This article was written by Andrew S Gibson, the author of Understanding Lenses: Part I, and is the second in a series of lessons about camera lenses. You can read the first article link to first article here.
If you were to only ever use one lens a wide-angle would be an excellent choice. For many years, before I switched to digital, I used a 24mm lens almost exclusively with a simple film SLR. I loved that lens because it helped me take many beautiful and dramatic images.
The good news is that you can do the same with your wide-angle lenses, or the widest focal lengths on a kit lens. All that’s needed is an understanding of how to make the most out of that wonderful piece of glass attached to your camera.
What is a wide-angle lens?
A wide-angle lens provides a wider angle of view that what you can see with your own eyes. On a full-frame or film camera that’s any focal length wider than about 40mm. On an APS-C camera that’s focal lengths wider than around 25mm, or 20mm with the micro four-thirds format.
Wide-angle lenses have a couple of characteristics that you can exploit to take better photos:
- They exaggerate perspective, making things close to the lens look nearer than they are, and things in the distance look smaller. This stretches the sense of distance and scale. The shorter the focal length, the greater the effect.
- They have more depth-of-field at any given aperture than longer lenses. This helps you keep everything within the frame, or at least the most important elements, in sharp focus. It also means that accurate focusing isn’t so critical.
Making the most out of wide-angle lenses
Here are my tips for making the most out of your wide-angle lenses. If you’ve got any tips of your own, why not add them to the comments? I’m curious to see how readers use their wide-angles, and I’m expecting some links to some amazing images.
1. Foreground interest
This applies primarily to landscape photography. It’s a good idea to make sure there is something interesting in the foreground for the viewer to look at. Otherwise there may be too much empty space and the image becomes boring. The photo above is a good example. Can you imagine how it would look without the people in the foreground? Without the human figures, there is no photo – just a monotonous expanse of white.
2. Environmental portraiture
Wide-angle lenses let you take portraits and include the model’s surroundings at the same time. It’s a technique used by portrait, documentary and fashion photographers to tell a story. The setting is just as interesting as the person in the photo. It’s the opposite approach of using a telephoto lens and a wide aperture to blur the background.
3. Take photos inside your car

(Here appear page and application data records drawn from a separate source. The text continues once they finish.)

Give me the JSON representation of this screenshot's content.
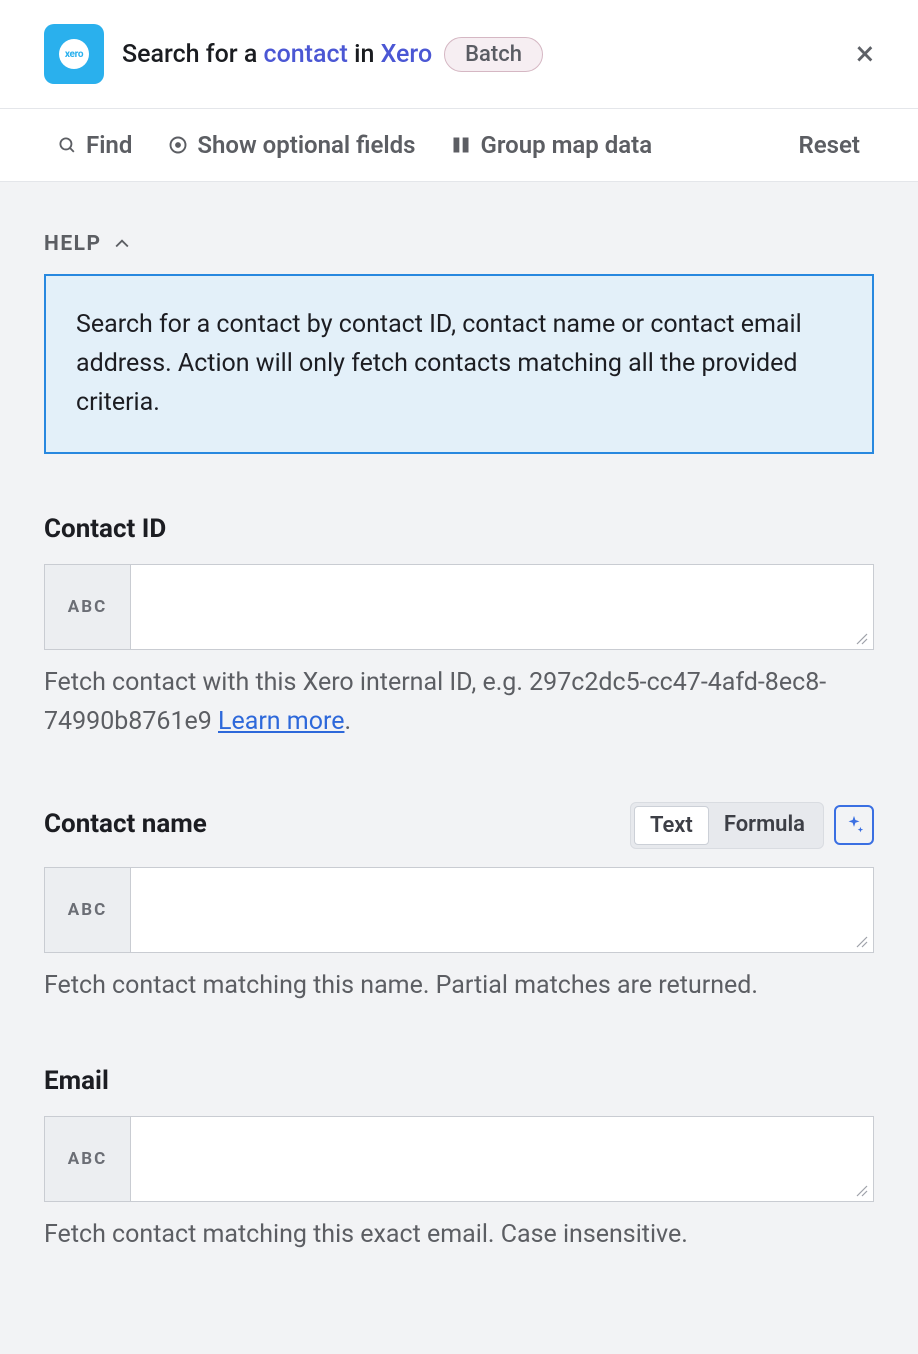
{
  "header": {
    "app_logo_text": "xero",
    "title_prefix": "Search for a ",
    "title_link1": "contact",
    "title_middle": " in ",
    "title_link2": "Xero",
    "badge": "Batch"
  },
  "toolbar": {
    "find": "Find",
    "show_optional": "Show optional fields",
    "group_map": "Group map data",
    "reset": "Reset"
  },
  "help": {
    "label": "HELP",
    "text": "Search for a contact by contact ID, contact name or contact email address. Action will only fetch contacts matching all the provided criteria."
  },
  "fields": {
    "contact_id": {
      "label": "Contact ID",
      "prefix": "ABC",
      "value": "",
      "hint_prefix": "Fetch contact with this Xero internal ID, e.g. 297c2dc5-cc47-4afd-8ec8-74990b8761e9 ",
      "hint_link": "Learn more",
      "hint_suffix": "."
    },
    "contact_name": {
      "label": "Contact name",
      "prefix": "ABC",
      "value": "",
      "toggle": {
        "text": "Text",
        "formula": "Formula"
      },
      "hint": "Fetch contact matching this name. Partial matches are returned."
    },
    "email": {
      "label": "Email",
      "prefix": "ABC",
      "value": "",
      "hint": "Fetch contact matching this exact email. Case insensitive."
    }
  }
}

It’s been done dozens of times before, but I couldn’t resist trying it for myself. To create this photo I attached my camera to a tripod, leant the whole thing against the passenger seat and wrapped the tripod and camera straps around the seat to hold it steady. I drove around our local area at dusk using a remote release to take photos.
Wide-angle lenses are idea for taking photos in any enclosed space, where it would be impossible to capture an image with a longer focal length.
4. Using lines
Lines are a powerful compositional tool. The lines in this image take the viewer’s eye from the front of the image to the back and the mountains on the horizon. The wide-angle lens exaggerates the sense of scale and adds to the power of the lines. Training yourself to look for lines, and exploiting them in your photos with a wide-angle lens will help you create more dramatic images.
5. Converging verticals
In a similar way to exploiting line, you can tip your camera backwards when taking photos of buildings to utilise the effect of converging verticals to add drama and interest to the image. You can tip the camera back a little, like I’ve done here, or a lot to get a snail’s eye view and really take advantage of the effect.
6. The human element
Wide-angle lenses help you place a human element in a landscape photo. Here, the people in this seascape are small in the frame, adding a sense of scale and mystery. I asked my model to remain still throughout the 30 second exposure, so the sea and the children playing on the rocks in the distance were rendered as a blur.
7. Documentary photography
Finally, wide-angle lenses are also useful for documentary photography. I took this photo during a parade in a remote town in South America. The wide-angle lens helped me capture the scene by fitting lots into the frame. The lens was fairly small, so I was able to take photos without anybody taking any notice of me. I stopped down so accurate focusing wasn’t critical which gave me the freedom to concentrate on composition and capturing the moment.
Understanding Lenses: Part I
If you liked this article then take a look at my latest eBook, Understanding Lenses: Part I – A guide to Canon wide-angle and kit lenses. If you hurry, you’ll get a discount – scroll down for details.
In the next lesson I’m going to look at lens aberrations – what they are and how to correct them in-camera or in Raw processing.